While more time is spent on reading instruction and professional development in schools that received Reading First grants than in comparison schools, students in participating schools are no more likely to become proficient readers, even after several years with the extended instruction, the study found.

Among both the Reading First and comparison groups, reading achievement was low, with fewer than half of 1st graders, and fewer than 40 percent of 2nd and 3rd graders showing grade-level proficiency in their understanding of what they read. On a basic decoding test, however, 1st graders in Reading First schools scored significantly better than their peers in the comparison schools.

The final report of the Reading First Impact Study, released today by the Institute of Education Sciences, is part of the $40 million evaluation process for the program, which was rolled out in 2002 as part of the No Child Left Behind Act.

“Advocates for the program will be pleased that it’s shown a positive correlation on [improved] decoding skills ... the focus of the program,” said Grover J. “Russ” Whitehurst, the outgoing director of the institute, the Education Department’s research arm. “I don’t think anyone should be celebrating the fact that the federal government invested $6 billion in a reading program that has shown no effects on reading comprehension.”
Curriculum Matters: Evolution Debate Under Way in Texas
Evolution Debate Under Way in Texas

The Texas board of education is the latest state entity to begin debating the status of evolution in the state's science academic standards.
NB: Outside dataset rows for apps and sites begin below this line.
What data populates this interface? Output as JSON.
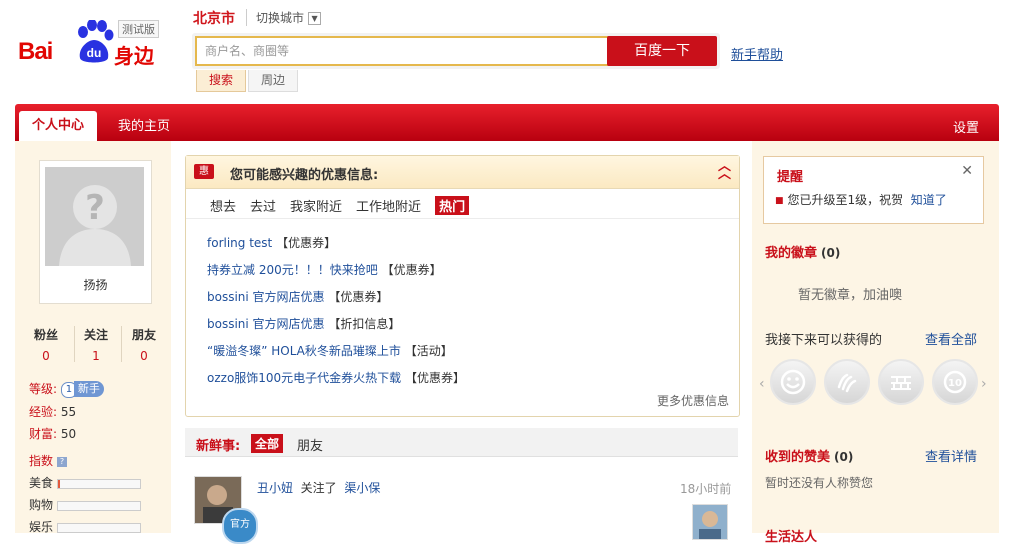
{
  "header": {
    "logo_text_bai": "Bai",
    "logo_text_du": "du",
    "logo_text_shen": "身边",
    "beta_badge": "测试版",
    "city": "北京市",
    "switch_city": "切换城市",
    "search_placeholder": "商户名、商圈等",
    "search_button": "百度一下",
    "help_link": "新手帮助",
    "tabs": [
      {
        "label": "搜索"
      },
      {
        "label": "周边"
      }
    ]
  },
  "nav": {
    "active_tab": "个人中心",
    "home_tab": "我的主页",
    "settings": "设置"
  },
  "profile": {
    "name": "扬扬",
    "stats": [
      {
        "label": "粉丝",
        "value": "0"
      },
      {
        "label": "关注",
        "value": "1"
      },
      {
        "label": "朋友",
        "value": "0"
      }
    ],
    "level_label": "等级:",
    "level_num": "1",
    "level_name": "新手",
    "exp_label": "经验:",
    "exp_value": "55",
    "wealth_label": "财富:",
    "wealth_value": "50",
    "index_label": "指数",
    "index_help": "?",
    "indexes": [
      {
        "label": "美食",
        "value": 0.03
      },
      {
        "label": "购物",
        "value": 0.0
      },
      {
        "label": "娱乐",
        "value": 0.0
      }
    ]
  },
  "deals": {
    "badge": "惠",
    "title": "您可能感兴趣的优惠信息:",
    "collapse_icon": "double-chevron-up",
    "filters": [
      "想去",
      "去过",
      "我家附近",
      "工作地附近",
      "热门"
    ],
    "items": [
      {
        "title": "forling test",
        "tag": "【优惠券】"
      },
      {
        "title": "持券立减  200元！！！快来抢吧",
        "tag": "【优惠券】"
      },
      {
        "title": "bossini 官方网店优惠",
        "tag": "【优惠券】"
      },
      {
        "title": "bossini 官方网店优惠",
        "tag": "【折扣信息】"
      },
      {
        "title": "“暖溢冬璨” HOLA秋冬新品璀璨上市",
        "tag": "【活动】"
      },
      {
        "title": "ozzo服饰100元电子代金券火热下载",
        "tag": "【优惠券】"
      }
    ],
    "more": "更多优惠信息"
  },
  "feed": {
    "label": "新鲜事:",
    "tab_all": "全部",
    "tab_friends": "朋友",
    "official_badge": "官方",
    "item": {
      "user": "丑小妞",
      "action": "关注了",
      "target": "渠小保",
      "time": "18小时前"
    }
  },
  "reminder": {
    "title": "提醒",
    "close": "✕",
    "text": "您已升级至1级，祝贺",
    "ack": "知道了"
  },
  "badges": {
    "title": "我的徽章",
    "count": "(0)",
    "empty": "暂无徽章，加油噢",
    "next_label": "我接下来可以获得的",
    "view_all": "查看全部"
  },
  "likes": {
    "title": "收到的赞美",
    "count": "(0)",
    "view_detail": "查看详情",
    "empty": "暂时还没有人称赞您",
    "next_title": "生活达人"
  },
  "colors": {
    "brand_red": "#c9101a",
    "link_blue": "#1f4f9a",
    "side_bg": "#fdf5e5"
  }
}
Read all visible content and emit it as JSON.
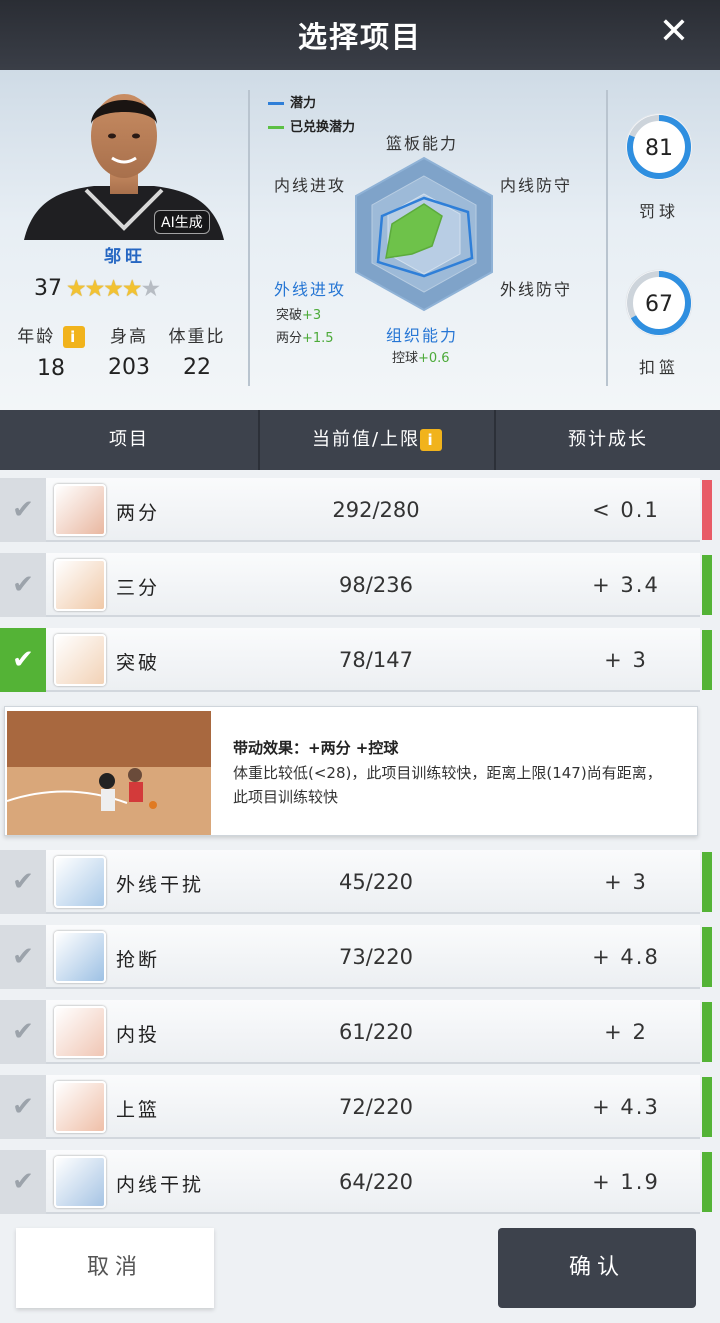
{
  "header": {
    "title": "选择项目",
    "close_label": "✕"
  },
  "player": {
    "name": "邬旺",
    "ai_badge": "AI生成",
    "rating": "37",
    "stars_filled": 4,
    "stars_total": 5,
    "stats": [
      {
        "label": "年龄",
        "value": "18",
        "info": "i"
      },
      {
        "label": "身高",
        "value": "203"
      },
      {
        "label": "体重比",
        "value": "22"
      }
    ]
  },
  "legend": {
    "potential": "潜力",
    "redeemed": "已兑换潜力",
    "potential_color": "#2f7fd8",
    "redeemed_color": "#5cc045"
  },
  "radar": {
    "top": "篮板能力",
    "top_left": "内线进攻",
    "top_right": "内线防守",
    "bottom_left": "外线进攻",
    "bottom_right": "外线防守",
    "bottom": "组织能力",
    "sub_left": [
      {
        "label": "突破",
        "bonus": "+3"
      },
      {
        "label": "两分",
        "bonus": "+1.5"
      }
    ],
    "sub_bottom": {
      "label": "控球",
      "bonus": "+0.6"
    }
  },
  "rings": [
    {
      "value": "81",
      "label": "罚球",
      "fraction": 0.81
    },
    {
      "value": "67",
      "label": "扣篮",
      "fraction": 0.67
    }
  ],
  "table": {
    "col_item": "项目",
    "col_current": "当前值/上限",
    "col_current_info": "i",
    "col_growth": "预计成长"
  },
  "rows": [
    {
      "name": "两分",
      "value": "292/280",
      "growth": "< 0.1",
      "selected": false,
      "side": "red"
    },
    {
      "name": "三分",
      "value": "98/236",
      "growth": "+ 3.4",
      "selected": false,
      "side": "green"
    },
    {
      "name": "突破",
      "value": "78/147",
      "growth": "+ 3",
      "selected": true,
      "side": "green"
    },
    {
      "name": "外线干扰",
      "value": "45/220",
      "growth": "+ 3",
      "selected": false,
      "side": "green"
    },
    {
      "name": "抢断",
      "value": "73/220",
      "growth": "+ 4.8",
      "selected": false,
      "side": "green"
    },
    {
      "name": "内投",
      "value": "61/220",
      "growth": "+ 2",
      "selected": false,
      "side": "green"
    },
    {
      "name": "上篮",
      "value": "72/220",
      "growth": "+ 4.3",
      "selected": false,
      "side": "green"
    },
    {
      "name": "内线干扰",
      "value": "64/220",
      "growth": "+ 1.9",
      "selected": false,
      "side": "green"
    }
  ],
  "effect": {
    "title": "带动效果：+两分  +控球",
    "desc": "体重比较低(<28)，此项目训练较快，距离上限(147)尚有距离，此项目训练较快"
  },
  "buttons": {
    "cancel": "取消",
    "confirm": "确认"
  }
}
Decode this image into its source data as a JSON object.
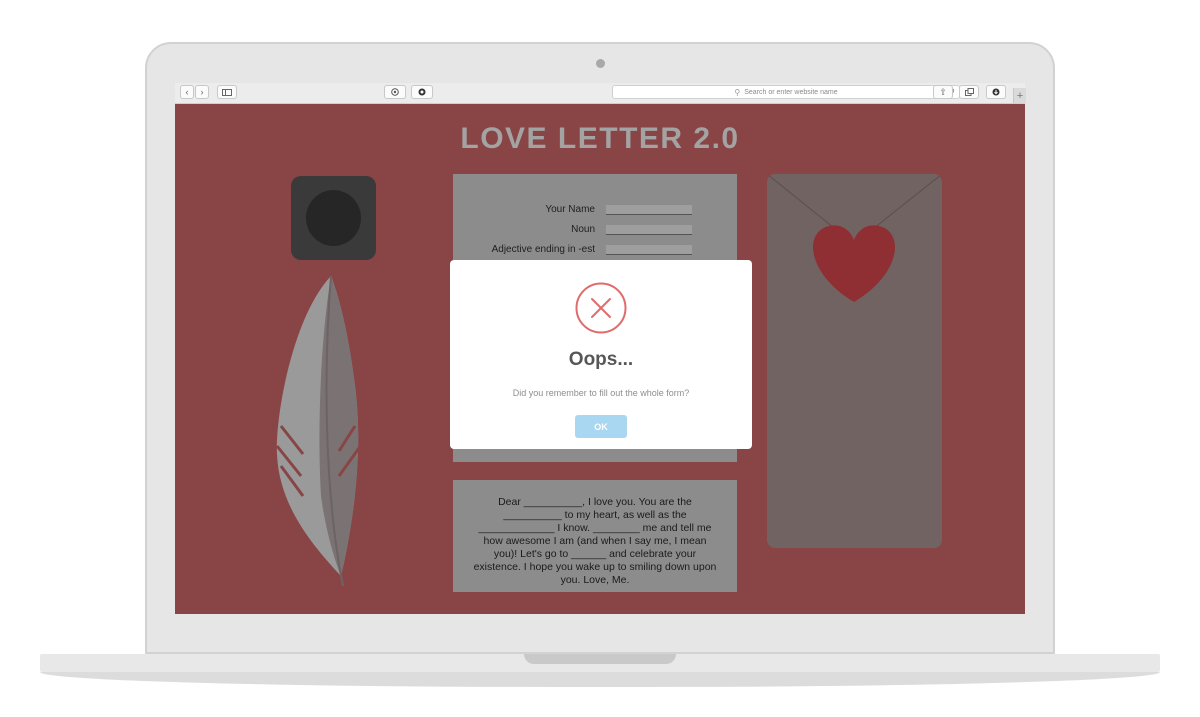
{
  "browser": {
    "address_placeholder": "Search or enter website name",
    "back_icon": "chevron-left-icon",
    "forward_icon": "chevron-right-icon"
  },
  "page": {
    "title": "LOVE LETTER 2.0",
    "background_color": "#894546"
  },
  "form": {
    "fields": [
      {
        "label": "Your Name"
      },
      {
        "label": "Noun"
      },
      {
        "label": "Adjective ending in -est"
      }
    ]
  },
  "letter": {
    "text": "Dear __________, I love you. You are the __________ to my heart, as well as the _____________ I know. ________ me and tell me how awesome I am (and when I say me, I mean you)! Let's go to ______ and celebrate your existence. I hope you wake up to smiling down upon you. Love, Me."
  },
  "modal": {
    "icon": "error-x-icon",
    "heading": "Oops...",
    "message": "Did you remember to fill out the whole form?",
    "ok_label": "OK",
    "accent_color": "#e06b6b",
    "button_color": "#a9d6f0"
  }
}
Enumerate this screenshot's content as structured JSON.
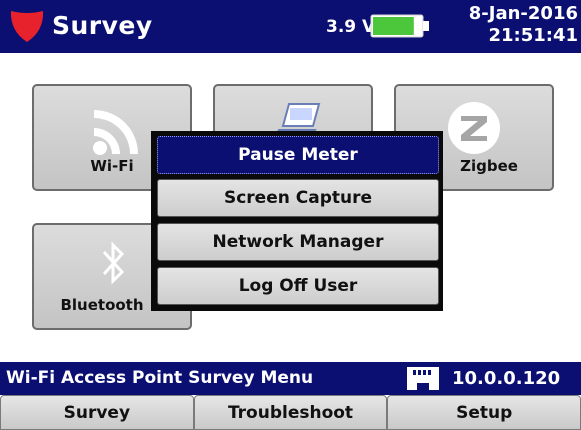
{
  "header": {
    "title": "Survey",
    "voltage": "3.9 V",
    "date": "8-Jan-2016",
    "time": "21:51:41",
    "brand_icon": "shield-icon",
    "battery_icon": "battery-icon",
    "battery_level": 0.85,
    "colors": {
      "bar": "#0b0f72",
      "brand": "#e8222c",
      "battery": "#4cc63a"
    }
  },
  "tiles": [
    {
      "label": "Wi-Fi",
      "icon": "wifi-icon"
    },
    {
      "label": "",
      "icon": "laptop-icon"
    },
    {
      "label": "Zigbee",
      "icon": "zigbee-icon"
    },
    {
      "label": "Bluetooth",
      "icon": "bluetooth-icon"
    }
  ],
  "popup_menu": {
    "items": [
      {
        "label": "Pause Meter",
        "selected": true
      },
      {
        "label": "Screen Capture",
        "selected": false
      },
      {
        "label": "Network Manager",
        "selected": false
      },
      {
        "label": "Log Off User",
        "selected": false
      }
    ]
  },
  "status_bar": {
    "text": "Wi-Fi Access Point Survey Menu",
    "network_icon": "ethernet-port-icon",
    "ip": "10.0.0.120"
  },
  "tabs": [
    {
      "label": "Survey"
    },
    {
      "label": "Troubleshoot"
    },
    {
      "label": "Setup"
    }
  ]
}
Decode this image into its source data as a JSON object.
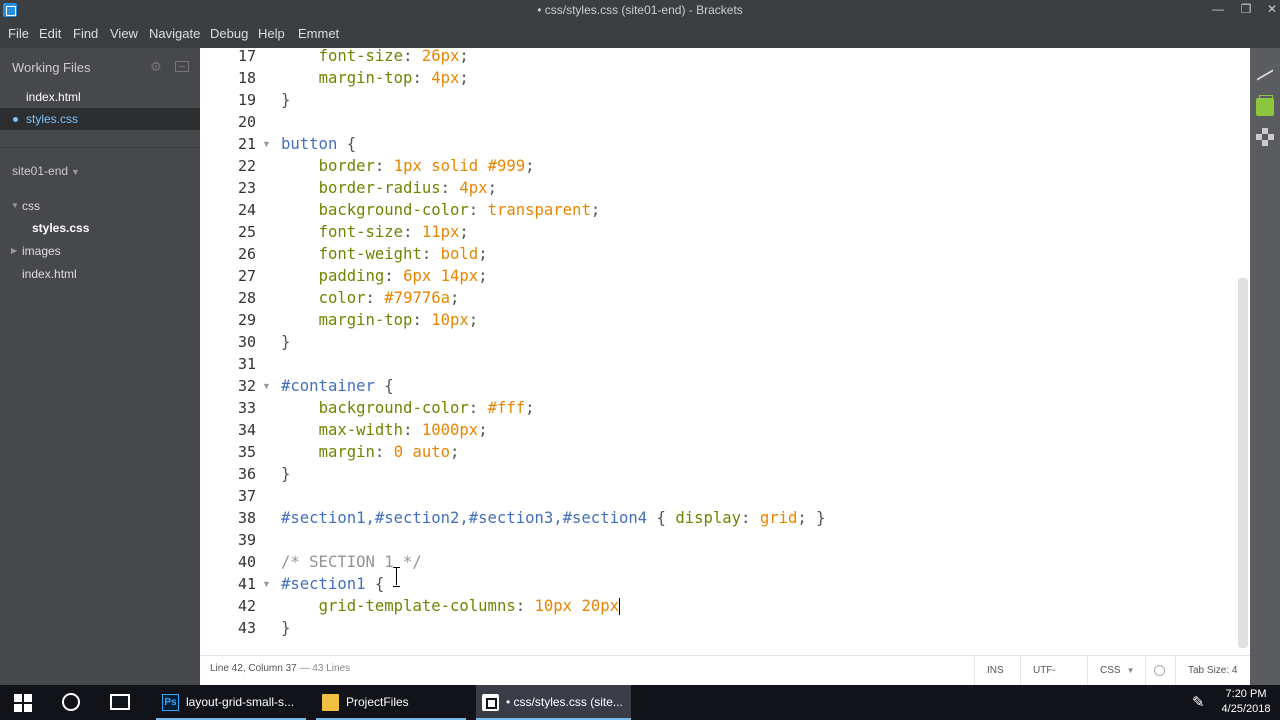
{
  "window": {
    "title": "• css/styles.css (site01-end) - Brackets"
  },
  "menu": [
    "File",
    "Edit",
    "Find",
    "View",
    "Navigate",
    "Debug",
    "Help",
    "Emmet"
  ],
  "sidebar": {
    "working_files_label": "Working Files",
    "working_files": [
      {
        "name": "index.html",
        "active": false
      },
      {
        "name": "styles.css",
        "active": true
      }
    ],
    "project_name": "site01-end",
    "tree": [
      {
        "name": "css",
        "type": "folder",
        "open": true
      },
      {
        "name": "styles.css",
        "type": "file",
        "level": 1
      },
      {
        "name": "images",
        "type": "folder",
        "open": false
      },
      {
        "name": "index.html",
        "type": "file",
        "level": 0
      }
    ]
  },
  "editor": {
    "lines": [
      {
        "n": "17",
        "tokens": [
          [
            "p",
            "    "
          ],
          [
            "prop",
            "font-size"
          ],
          [
            "p",
            ": "
          ],
          [
            "val",
            "26px"
          ],
          [
            "p",
            ";"
          ]
        ]
      },
      {
        "n": "18",
        "tokens": [
          [
            "p",
            "    "
          ],
          [
            "prop",
            "margin-top"
          ],
          [
            "p",
            ": "
          ],
          [
            "val",
            "4px"
          ],
          [
            "p",
            ";"
          ]
        ]
      },
      {
        "n": "19",
        "tokens": [
          [
            "p",
            "}"
          ]
        ]
      },
      {
        "n": "20",
        "tokens": []
      },
      {
        "n": "21",
        "fold": true,
        "tokens": [
          [
            "sel",
            "button"
          ],
          [
            "p",
            " {"
          ]
        ]
      },
      {
        "n": "22",
        "tokens": [
          [
            "p",
            "    "
          ],
          [
            "prop",
            "border"
          ],
          [
            "p",
            ": "
          ],
          [
            "val",
            "1px solid #999"
          ],
          [
            "p",
            ";"
          ]
        ]
      },
      {
        "n": "23",
        "tokens": [
          [
            "p",
            "    "
          ],
          [
            "prop",
            "border-radius"
          ],
          [
            "p",
            ": "
          ],
          [
            "val",
            "4px"
          ],
          [
            "p",
            ";"
          ]
        ]
      },
      {
        "n": "24",
        "tokens": [
          [
            "p",
            "    "
          ],
          [
            "prop",
            "background-color"
          ],
          [
            "p",
            ": "
          ],
          [
            "val",
            "transparent"
          ],
          [
            "p",
            ";"
          ]
        ]
      },
      {
        "n": "25",
        "tokens": [
          [
            "p",
            "    "
          ],
          [
            "prop",
            "font-size"
          ],
          [
            "p",
            ": "
          ],
          [
            "val",
            "11px"
          ],
          [
            "p",
            ";"
          ]
        ]
      },
      {
        "n": "26",
        "tokens": [
          [
            "p",
            "    "
          ],
          [
            "prop",
            "font-weight"
          ],
          [
            "p",
            ": "
          ],
          [
            "val",
            "bold"
          ],
          [
            "p",
            ";"
          ]
        ]
      },
      {
        "n": "27",
        "tokens": [
          [
            "p",
            "    "
          ],
          [
            "prop",
            "padding"
          ],
          [
            "p",
            ": "
          ],
          [
            "val",
            "6px 14px"
          ],
          [
            "p",
            ";"
          ]
        ]
      },
      {
        "n": "28",
        "tokens": [
          [
            "p",
            "    "
          ],
          [
            "prop",
            "color"
          ],
          [
            "p",
            ": "
          ],
          [
            "val",
            "#79776a"
          ],
          [
            "p",
            ";"
          ]
        ]
      },
      {
        "n": "29",
        "tokens": [
          [
            "p",
            "    "
          ],
          [
            "prop",
            "margin-top"
          ],
          [
            "p",
            ": "
          ],
          [
            "val",
            "10px"
          ],
          [
            "p",
            ";"
          ]
        ]
      },
      {
        "n": "30",
        "tokens": [
          [
            "p",
            "}"
          ]
        ]
      },
      {
        "n": "31",
        "tokens": []
      },
      {
        "n": "32",
        "fold": true,
        "tokens": [
          [
            "sel",
            "#container"
          ],
          [
            "p",
            " {"
          ]
        ]
      },
      {
        "n": "33",
        "tokens": [
          [
            "p",
            "    "
          ],
          [
            "prop",
            "background-color"
          ],
          [
            "p",
            ": "
          ],
          [
            "val",
            "#fff"
          ],
          [
            "p",
            ";"
          ]
        ]
      },
      {
        "n": "34",
        "tokens": [
          [
            "p",
            "    "
          ],
          [
            "prop",
            "max-width"
          ],
          [
            "p",
            ": "
          ],
          [
            "val",
            "1000px"
          ],
          [
            "p",
            ";"
          ]
        ]
      },
      {
        "n": "35",
        "tokens": [
          [
            "p",
            "    "
          ],
          [
            "prop",
            "margin"
          ],
          [
            "p",
            ": "
          ],
          [
            "val",
            "0 auto"
          ],
          [
            "p",
            ";"
          ]
        ]
      },
      {
        "n": "36",
        "tokens": [
          [
            "p",
            "}"
          ]
        ]
      },
      {
        "n": "37",
        "tokens": []
      },
      {
        "n": "38",
        "tokens": [
          [
            "sel",
            "#section1,#section2,#section3,#section4"
          ],
          [
            "p",
            " { "
          ],
          [
            "prop",
            "display"
          ],
          [
            "p",
            ": "
          ],
          [
            "val",
            "grid"
          ],
          [
            "p",
            "; }"
          ]
        ]
      },
      {
        "n": "39",
        "tokens": []
      },
      {
        "n": "40",
        "tokens": [
          [
            "cm",
            "/* SECTION 1 */"
          ]
        ]
      },
      {
        "n": "41",
        "fold": true,
        "tokens": [
          [
            "sel",
            "#section1"
          ],
          [
            "p",
            " {"
          ]
        ]
      },
      {
        "n": "42",
        "cursor": true,
        "tokens": [
          [
            "p",
            "    "
          ],
          [
            "prop",
            "grid-template-columns"
          ],
          [
            "p",
            ": "
          ],
          [
            "val",
            "10px 20px"
          ]
        ]
      },
      {
        "n": "43",
        "tokens": [
          [
            "p",
            "}"
          ]
        ]
      }
    ]
  },
  "statusbar": {
    "position": "Line 42, Column 37",
    "separator": " — ",
    "lines": "43 Lines",
    "mode": "INS",
    "encoding": "UTF-8",
    "language": "CSS",
    "tab_size": "Tab Size: 4"
  },
  "taskbar": {
    "apps": [
      {
        "label": "layout-grid-small-s...",
        "icon": "photoshop-icon",
        "open": true,
        "active": false
      },
      {
        "label": "ProjectFiles",
        "icon": "folder-icon",
        "open": true,
        "active": false
      },
      {
        "label": "• css/styles.css (site...",
        "icon": "brackets-icon",
        "open": true,
        "active": true
      }
    ],
    "time": "7:20 PM",
    "date": "4/25/2018"
  }
}
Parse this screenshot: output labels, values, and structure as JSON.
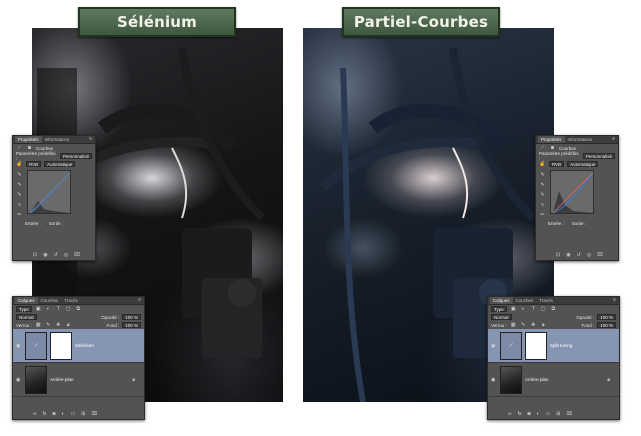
{
  "left": {
    "title": "Sélénium",
    "properties": {
      "tabs": [
        "Propriétés",
        "Informations"
      ],
      "header": "Courbes",
      "preset_label": "Paramètre prédéfini :",
      "preset_value": "Personnalisé",
      "channel": "RVB",
      "auto_button": "Automatique",
      "input_label": "Entrée :",
      "output_label": "Sortie :"
    },
    "layers": {
      "tabs": [
        "Calques",
        "Couches",
        "Tracés"
      ],
      "filter": "Type",
      "blend_mode": "Normal",
      "opacity_label": "Opacité :",
      "opacity_value": "100 %",
      "lock_label": "Verrou :",
      "fill_label": "Fond :",
      "fill_value": "100 %",
      "items": [
        {
          "name": "Sélénium",
          "selected": true,
          "type": "adjustment"
        },
        {
          "name": "Arrière-plan",
          "selected": false,
          "type": "image"
        }
      ]
    }
  },
  "right": {
    "title": "Partiel-Courbes",
    "properties": {
      "tabs": [
        "Propriétés",
        "Informations"
      ],
      "header": "Courbes",
      "preset_label": "Paramètre prédéfini :",
      "preset_value": "Personnalisé",
      "channel": "RVB",
      "auto_button": "Automatique",
      "input_label": "Entrée :",
      "output_label": "Sortie :"
    },
    "layers": {
      "tabs": [
        "Calques",
        "Couches",
        "Tracés"
      ],
      "filter": "Type",
      "blend_mode": "Normal",
      "opacity_label": "Opacité :",
      "opacity_value": "100 %",
      "lock_label": "Verrou :",
      "fill_label": "Fond :",
      "fill_value": "100 %",
      "items": [
        {
          "name": "Split toning",
          "selected": true,
          "type": "adjustment"
        },
        {
          "name": "Arrière-plan",
          "selected": false,
          "type": "image"
        }
      ]
    }
  },
  "colors": {
    "plate_green": "#4e6a4f",
    "panel_bg": "#535353",
    "selected_layer": "#8795b5"
  }
}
To provide a quick overview: The current version of Texas' science standards calls for students to understand the "strengths and weaknesses" of scientific theories. That language irks scientists, who see it as a way of falsely implying that evolution is riddled with flaws, as opposed to being one of the best-established principles in science. A draft produced by an expert committee recommended dropping that language, as part of a broader reworking of the standards. Then Texas' board of education appointed a separate, six-member panel to review that document (see their comments in the link above), some of whose members were critical of the first draft and recommended changes. Some scientists are worried that those appointees are interested in seeing evolution presented in a more critical light.